EXERCISE MATERIAL:
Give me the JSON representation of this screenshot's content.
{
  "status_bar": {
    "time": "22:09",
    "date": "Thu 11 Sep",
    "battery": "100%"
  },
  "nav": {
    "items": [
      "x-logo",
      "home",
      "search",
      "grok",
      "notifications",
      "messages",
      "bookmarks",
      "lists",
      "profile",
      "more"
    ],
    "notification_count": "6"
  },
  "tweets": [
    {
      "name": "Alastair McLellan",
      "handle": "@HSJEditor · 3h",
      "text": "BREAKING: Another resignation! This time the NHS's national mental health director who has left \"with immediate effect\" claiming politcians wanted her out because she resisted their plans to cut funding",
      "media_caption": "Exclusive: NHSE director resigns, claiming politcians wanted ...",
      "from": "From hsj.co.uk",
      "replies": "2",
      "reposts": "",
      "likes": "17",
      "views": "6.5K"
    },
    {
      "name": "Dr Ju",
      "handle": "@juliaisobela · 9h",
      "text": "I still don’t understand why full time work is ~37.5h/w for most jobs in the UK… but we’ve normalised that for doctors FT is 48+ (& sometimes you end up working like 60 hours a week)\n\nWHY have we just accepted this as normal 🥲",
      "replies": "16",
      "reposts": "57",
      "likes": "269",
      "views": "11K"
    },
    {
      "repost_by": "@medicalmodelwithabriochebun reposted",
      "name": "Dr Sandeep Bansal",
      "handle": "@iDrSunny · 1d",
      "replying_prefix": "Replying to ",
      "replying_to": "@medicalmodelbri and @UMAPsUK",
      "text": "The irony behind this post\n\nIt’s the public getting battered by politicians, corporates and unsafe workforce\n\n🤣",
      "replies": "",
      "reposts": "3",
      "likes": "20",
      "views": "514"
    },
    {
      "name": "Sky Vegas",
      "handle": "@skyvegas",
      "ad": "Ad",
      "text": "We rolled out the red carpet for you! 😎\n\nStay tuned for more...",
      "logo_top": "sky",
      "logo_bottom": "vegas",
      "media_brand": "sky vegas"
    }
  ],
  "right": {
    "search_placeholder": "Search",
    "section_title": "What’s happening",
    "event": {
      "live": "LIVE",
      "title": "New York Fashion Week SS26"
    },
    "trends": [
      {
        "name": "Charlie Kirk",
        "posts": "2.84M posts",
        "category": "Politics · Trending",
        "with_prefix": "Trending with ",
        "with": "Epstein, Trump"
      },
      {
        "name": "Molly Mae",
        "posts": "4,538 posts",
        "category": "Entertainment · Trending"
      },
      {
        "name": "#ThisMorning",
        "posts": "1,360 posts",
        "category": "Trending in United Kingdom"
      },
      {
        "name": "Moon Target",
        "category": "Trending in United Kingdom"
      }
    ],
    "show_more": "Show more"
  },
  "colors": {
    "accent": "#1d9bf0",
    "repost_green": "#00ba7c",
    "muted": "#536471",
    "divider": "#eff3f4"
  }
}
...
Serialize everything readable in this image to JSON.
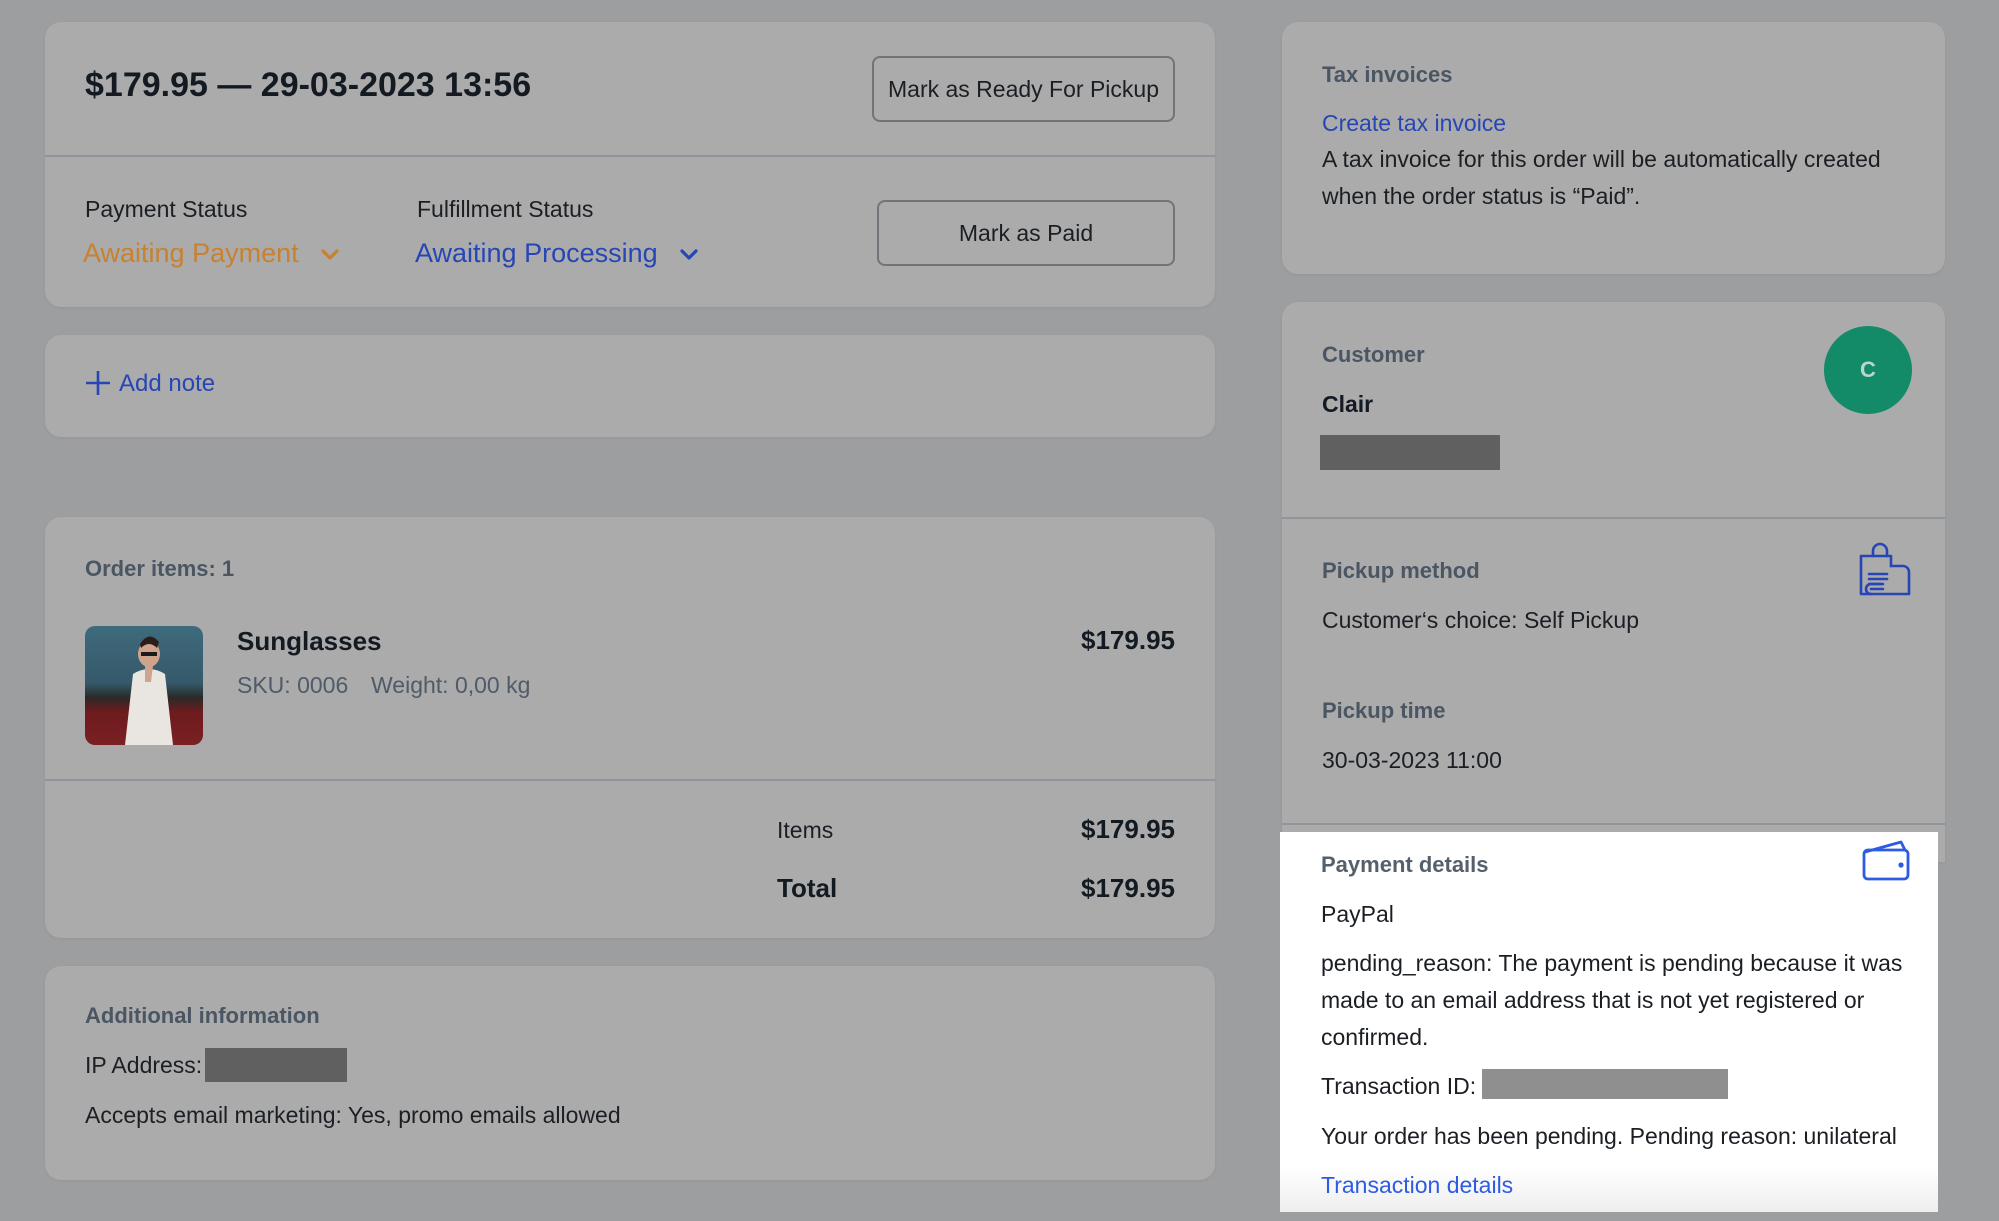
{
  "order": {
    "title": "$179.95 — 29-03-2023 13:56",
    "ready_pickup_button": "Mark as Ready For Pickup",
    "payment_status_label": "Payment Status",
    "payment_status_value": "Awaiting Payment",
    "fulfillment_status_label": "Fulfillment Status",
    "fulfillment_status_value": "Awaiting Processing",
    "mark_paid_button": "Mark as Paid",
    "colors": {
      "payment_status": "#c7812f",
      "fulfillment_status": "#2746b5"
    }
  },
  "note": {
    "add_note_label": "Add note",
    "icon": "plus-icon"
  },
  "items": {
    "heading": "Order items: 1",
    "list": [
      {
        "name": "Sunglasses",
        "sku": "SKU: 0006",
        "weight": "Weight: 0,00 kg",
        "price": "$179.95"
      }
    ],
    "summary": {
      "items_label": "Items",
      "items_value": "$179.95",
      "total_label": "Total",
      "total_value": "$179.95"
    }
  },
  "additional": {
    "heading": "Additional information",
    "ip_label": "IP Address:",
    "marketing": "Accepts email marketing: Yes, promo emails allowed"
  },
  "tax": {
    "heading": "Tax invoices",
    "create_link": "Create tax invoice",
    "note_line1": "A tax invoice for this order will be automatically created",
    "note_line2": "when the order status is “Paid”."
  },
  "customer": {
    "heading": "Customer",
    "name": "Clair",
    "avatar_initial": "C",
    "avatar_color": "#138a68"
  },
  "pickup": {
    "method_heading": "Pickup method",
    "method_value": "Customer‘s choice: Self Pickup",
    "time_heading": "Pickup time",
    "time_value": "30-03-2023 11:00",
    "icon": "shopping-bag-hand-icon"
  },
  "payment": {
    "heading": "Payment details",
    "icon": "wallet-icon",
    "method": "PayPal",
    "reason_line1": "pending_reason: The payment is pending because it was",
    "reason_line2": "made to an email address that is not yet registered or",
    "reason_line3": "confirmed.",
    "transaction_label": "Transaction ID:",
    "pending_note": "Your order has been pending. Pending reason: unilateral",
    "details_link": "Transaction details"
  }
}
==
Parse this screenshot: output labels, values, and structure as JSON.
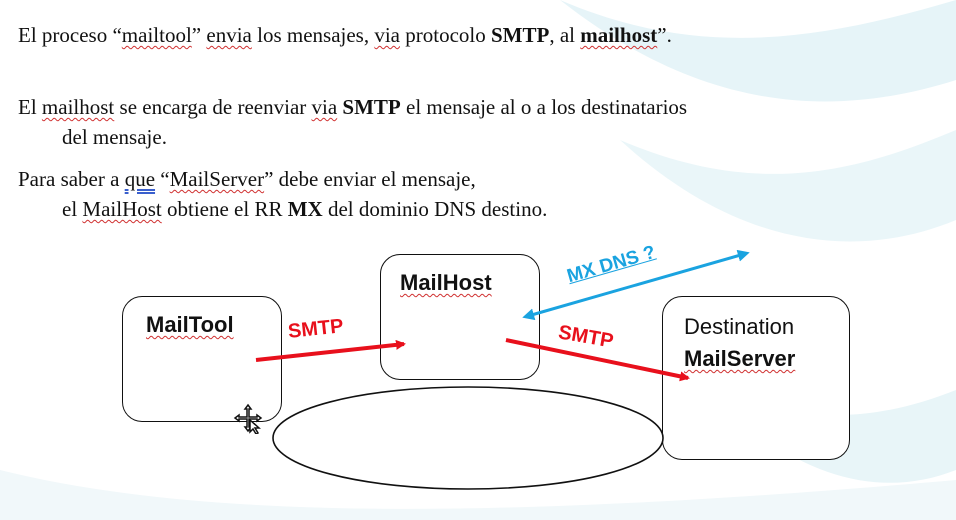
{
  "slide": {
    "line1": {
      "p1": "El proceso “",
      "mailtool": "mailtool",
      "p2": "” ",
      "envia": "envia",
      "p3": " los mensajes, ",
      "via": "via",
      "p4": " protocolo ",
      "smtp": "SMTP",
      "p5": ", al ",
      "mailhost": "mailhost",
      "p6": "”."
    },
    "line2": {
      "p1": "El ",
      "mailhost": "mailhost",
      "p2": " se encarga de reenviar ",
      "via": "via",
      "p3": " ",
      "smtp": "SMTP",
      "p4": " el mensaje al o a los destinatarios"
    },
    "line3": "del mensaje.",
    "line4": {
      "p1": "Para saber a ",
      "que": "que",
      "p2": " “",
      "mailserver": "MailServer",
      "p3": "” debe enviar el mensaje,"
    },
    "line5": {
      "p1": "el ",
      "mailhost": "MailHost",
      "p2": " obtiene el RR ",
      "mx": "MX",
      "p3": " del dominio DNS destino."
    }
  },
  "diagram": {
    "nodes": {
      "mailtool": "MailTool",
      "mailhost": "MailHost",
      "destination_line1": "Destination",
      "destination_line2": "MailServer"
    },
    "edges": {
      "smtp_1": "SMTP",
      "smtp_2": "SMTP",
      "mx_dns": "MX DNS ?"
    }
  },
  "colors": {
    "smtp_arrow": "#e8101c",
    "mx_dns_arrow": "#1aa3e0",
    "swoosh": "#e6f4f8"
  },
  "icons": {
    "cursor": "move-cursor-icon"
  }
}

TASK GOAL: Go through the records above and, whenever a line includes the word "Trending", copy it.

EXERCISE OUTPUT:
        "category": "Politics · Trending",
        "with_prefix": "Trending with ",
        "category": "Entertainment · Trending"
        "category": "Trending in United Kingdom"
        "category": "Trending in United Kingdom"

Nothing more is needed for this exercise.